A lot can be said about the lack of actual Cyber-threat in this two parter. But I don’t see that as the point. They were meant to eventually wipe out all life, but at the heed of their master. In this episode we see the Cybermen used as more of a tool than an actual monster. I had no problem buying into their dormant, lumbering states in the graveyard as they awaited further orders. I’ve never been a fan of the NuWho Cybermen, and a lot has to do with the fact I’m not overly keen on the campiness. That being said, despite the supremely campy takes of them emerging from the graves, the fact that they were awaiting orders instead of just beginning their slow death march through town, sat really well on my end.

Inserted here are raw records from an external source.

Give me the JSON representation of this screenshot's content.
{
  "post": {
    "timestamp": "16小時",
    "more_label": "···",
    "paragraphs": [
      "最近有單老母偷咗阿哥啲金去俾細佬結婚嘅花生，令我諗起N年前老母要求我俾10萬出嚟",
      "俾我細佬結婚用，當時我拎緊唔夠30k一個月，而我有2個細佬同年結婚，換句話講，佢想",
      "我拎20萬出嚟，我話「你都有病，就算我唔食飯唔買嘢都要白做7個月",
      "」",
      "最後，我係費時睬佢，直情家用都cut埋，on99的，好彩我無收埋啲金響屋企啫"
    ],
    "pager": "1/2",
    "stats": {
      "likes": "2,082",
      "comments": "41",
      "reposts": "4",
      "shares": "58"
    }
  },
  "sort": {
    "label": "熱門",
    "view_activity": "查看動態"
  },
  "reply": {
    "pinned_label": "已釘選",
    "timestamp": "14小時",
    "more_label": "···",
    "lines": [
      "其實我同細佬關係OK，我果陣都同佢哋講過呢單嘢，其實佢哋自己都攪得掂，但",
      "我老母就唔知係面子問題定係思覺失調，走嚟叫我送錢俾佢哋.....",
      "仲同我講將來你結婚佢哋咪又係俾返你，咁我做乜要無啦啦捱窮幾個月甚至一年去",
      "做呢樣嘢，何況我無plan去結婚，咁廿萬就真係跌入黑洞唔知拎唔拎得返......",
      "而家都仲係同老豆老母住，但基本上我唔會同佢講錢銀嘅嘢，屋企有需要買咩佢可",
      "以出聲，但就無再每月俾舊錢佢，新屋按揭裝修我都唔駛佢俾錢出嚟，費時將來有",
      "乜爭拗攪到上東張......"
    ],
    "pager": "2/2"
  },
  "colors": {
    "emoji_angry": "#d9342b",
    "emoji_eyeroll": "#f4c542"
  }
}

I really liked Danny. He was a well-written character. Fiercely loyal, and endearingly protective. And he loved Clara. It was really hard not to feel emotions well up at the site of him in that armor. Alongside Jenna Coleman, Samuel Anderson really nails the character down, even in his deathly state. That makeup looked super painful though. Killing him off so soon was a brave way to go, and offered way more in the realm of heart-wrenching empathy than was the case with Osgood’s death. (But wait, where does Orson Pink come into the picture?)

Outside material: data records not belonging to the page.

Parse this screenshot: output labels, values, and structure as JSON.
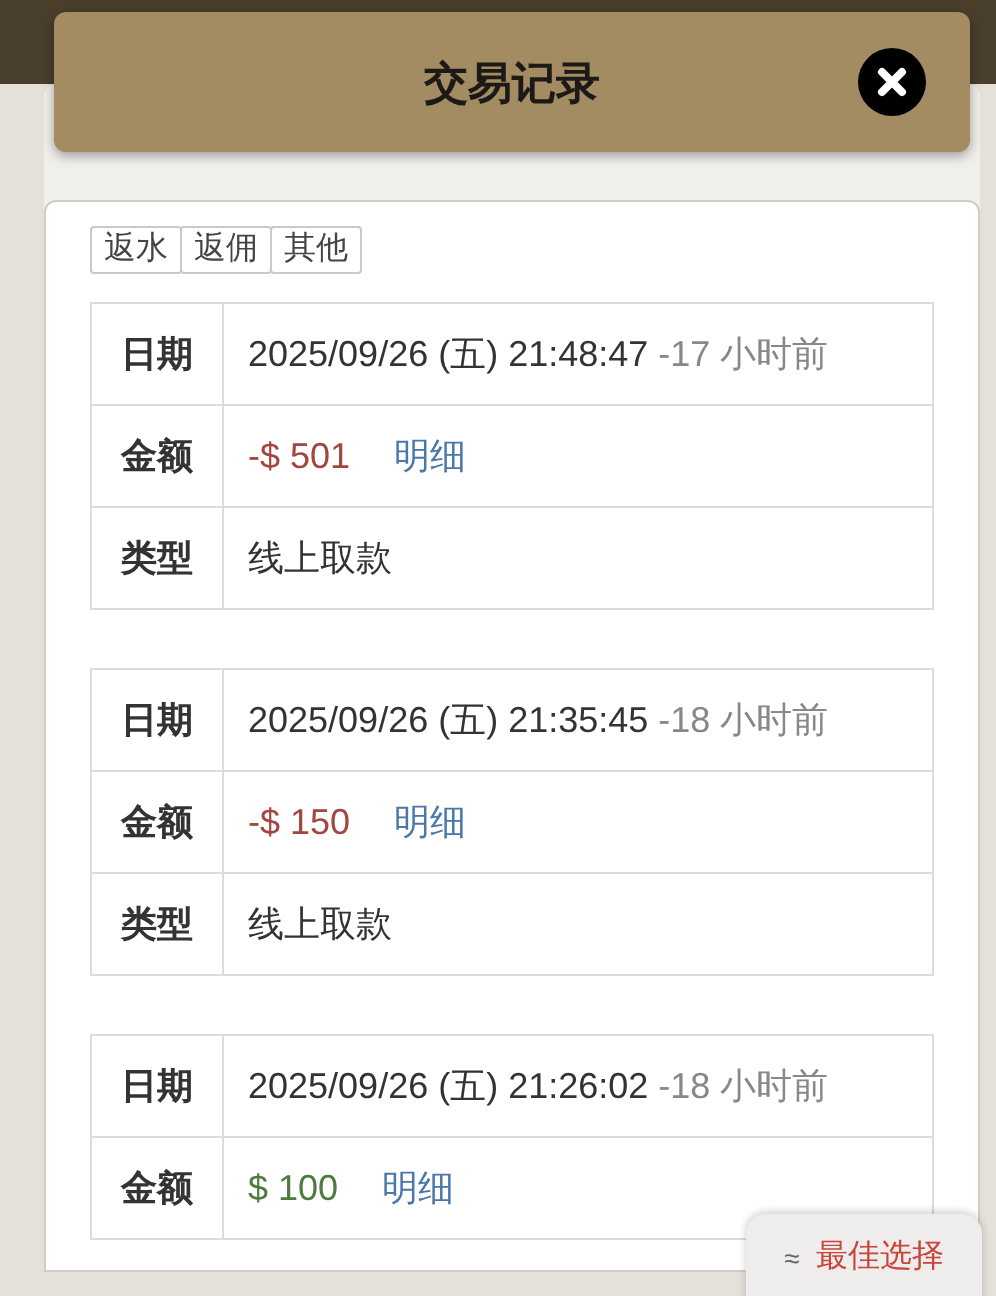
{
  "dialog": {
    "title": "交易记录"
  },
  "filters": [
    {
      "label": "返水"
    },
    {
      "label": "返佣"
    },
    {
      "label": "其他"
    }
  ],
  "records": [
    {
      "date_label": "日期",
      "date": "2025/09/26 (五) 21:48:47",
      "ago": "-17 小时前",
      "amount_label": "金额",
      "amount": "-$ 501",
      "kind": "debit",
      "detail_link": "明细",
      "type_label": "类型",
      "type": "线上取款"
    },
    {
      "date_label": "日期",
      "date": "2025/09/26 (五) 21:35:45",
      "ago": "-18 小时前",
      "amount_label": "金额",
      "amount": "-$ 150",
      "kind": "debit",
      "detail_link": "明细",
      "type_label": "类型",
      "type": "线上取款"
    },
    {
      "date_label": "日期",
      "date": "2025/09/26 (五) 21:26:02",
      "ago": "-18 小时前",
      "amount_label": "金额",
      "amount": "$ 100",
      "kind": "credit",
      "detail_link": "明细"
    }
  ],
  "best_choice_button": {
    "icon": "≈",
    "label": "最佳选择"
  }
}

I mentioned above that the episode was overall very tasteful in my opinion. I meant that, it was very… unMoffat. But was it tasteful to bring back the Brigadier? Nicholas Courtney passed away over three years ago now, and it is a sore point for many that he was never allowed the opportunity to make a return appearance in the show. Was putting him in a Cyberman suit of armor to save the life of his daughter just a bit too self-referential? Yeah, probably. This should’ve been an inclusion for the Day of the Doctor, if anything. But I don’t mind completely. The Doctor’s salute was the perfect sign of respect paid, and quite right too.
An argument can be made that the main story arc this season wasn’t truly the Missy arc, but rather the transformation of Clara and the Doctor. In the end it’s something of tragic beauty. It’s asked of the Doctor in this episode if Clara is his associate. He corrects the term “associate” with “friend.” And later Clara is in a similar position, and she refers to the Doctor as her “best friend.” By the time the episode hits its resolution, we find the two in a cafe. The Doctor realizes she’s ready to leave, and assumes it’s because she and Danny are moving on. She lies and plays along. The Doctor similarly claims to have found the long-missing Gallifrey at the coordinates Missy’s given him, albeit that’s a lie too. The two friends care so much for the well-being of each other they don’t wish to disclose the harsh truths they both are dealing with, and instead choose to willingly part with the pretty fronts of prosperous futures. And they solidify this with a hug – a hug that is admittedly an excuse to not show each other their face. It’s horrible. It’s depressing. It’s a high concept character arc in a show meant for all ages. It’s brilliant writing. And it’s one helluva goodbye. I’m not ashamed to admit it had me teary eyed.
Alas. Series 8 is over. But the moment has been prepared for. Thanks for stopping in to read my reviews for Doctor Who this season – be sure to watch out for my review of the upcoming 2014 Christmas Special (title is currently TBA). Of course I do review plenty of other things, so be sure to stick around.